Stories appeared from Boston to Los Angeles about the effort by the firm, which is headquartered in Santa Monica, Ca.
Alla Katsnelson of Nature magazine wrote,
"The trial will examine the safety of a therapy for Stargardt’s Macular Degeneration, an inherited juvenile eye disease affecting an estimated 1 in 10,000 young people in the US. As the disease progresses, a layer of the retina called the retinal pigment epithelium (RPE) degenerates, causing vision loss. It's hoped the new therapy would also work for other types of macular degeneration, a widespread cause of blindness, particularly in the elderly....Carolyn Johnson of the Boston Globe was one of the few mainstream media writers to note the company's stock price. She said,
“Macular degeneration has been seen as stem cell therapy’s low-hanging fruit because the cells that need replacing are so accessible, both for delivering the treatment and for monitoring its effects. The eye is also an immune-privileged site – meaning that injections won’t elicit an immune response. Last year, the pharmaceutical giant Pfizer agreed to back the work of researchers at University College, London, who are developing a similar therapy."
"ACT has withstood financial struggles over the past few years, and its stock price closed on Friday at under 5 cents a share. But the small clinical trial that it has gained approval for — to treat 12 patients with Stargardt’s macular dystrophy — will make it the second company in the United States to test a human embryonic stem cell treatment.Unmentioned in the stories was the fact that ACT, lured by the passage of the measure that created the $3 billion California stem cell agency, moved its headquarters from Massachusetts to California in 2005. While ACT has never received a grant from the stem cell agency, it is one of the few companies that has complained publicly at a meeting of CIRM directors about a conflict of interest on the part of a grant reviewer.
"'It’s been a long road. . . . We’ve had our telephones turned off a few times,'’ said Dr. Robert Lanza, chief scientific officer for ACT. 'We’ve hung in there.'"
The comments by Stephen Kessler in August 2008 were cut off by CIRM Chairman Robert Klein, who said directors needed to discuss the names for CIRM-funded labs before going to lunch.
Also not mentioned were reports that ACT is one of the few companies likely to have applied in CIRM's $50 million clinical trial round.
CIRM carried a straight-forward item about the trial on its research blog.
Writing on his blog, researcher Paul Knoepfler of UC Davis called it “a great day.” He said,
“I think there is reason for cautious optimism.
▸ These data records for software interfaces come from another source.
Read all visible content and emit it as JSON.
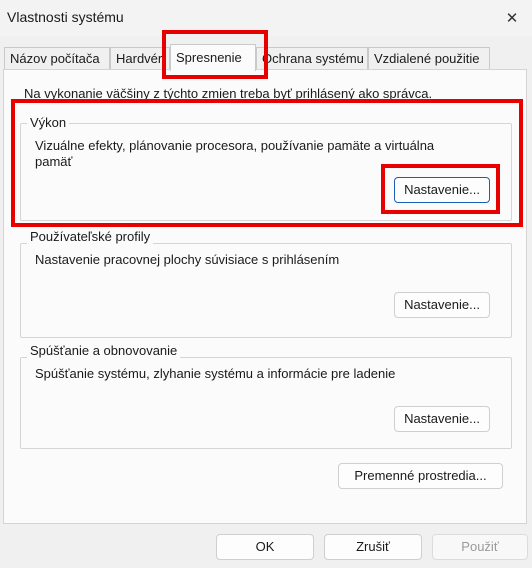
{
  "window": {
    "title": "Vlastnosti systému",
    "close_glyph": "✕"
  },
  "tabs": [
    {
      "label": "Názov počítača"
    },
    {
      "label": "Hardvér"
    },
    {
      "label": "Spresnenie",
      "active": true
    },
    {
      "label": "Ochrana systému"
    },
    {
      "label": "Vzdialené použitie"
    }
  ],
  "main": {
    "admin_note": "Na vykonanie väčšiny z týchto zmien treba byť prihlásený ako správca.",
    "performance": {
      "label": "Výkon",
      "description": "Vizuálne efekty, plánovanie procesora, používanie pamäte a virtuálna pamäť",
      "button": "Nastavenie..."
    },
    "user_profiles": {
      "label": "Používateľské profily",
      "description": "Nastavenie pracovnej plochy súvisiace s prihlásením",
      "button": "Nastavenie..."
    },
    "startup_recovery": {
      "label": "Spúšťanie a obnovovanie",
      "description": "Spúšťanie systému, zlyhanie systému a informácie pre ladenie",
      "button": "Nastavenie..."
    },
    "env_button": "Premenné prostredia..."
  },
  "footer": {
    "ok": "OK",
    "cancel": "Zrušiť",
    "apply": "Použiť"
  },
  "colors": {
    "highlight": "#e60000",
    "focus_border": "#1a5fb4"
  }
}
Cell therapy-based approaches to treating blindness together represent a fundamentally new, exciting area.”Here are links to other stories: New York Times, USA Today, Xinhau, AFP, Science, Los Angeles Times, ACT news release. Sphere: Related Content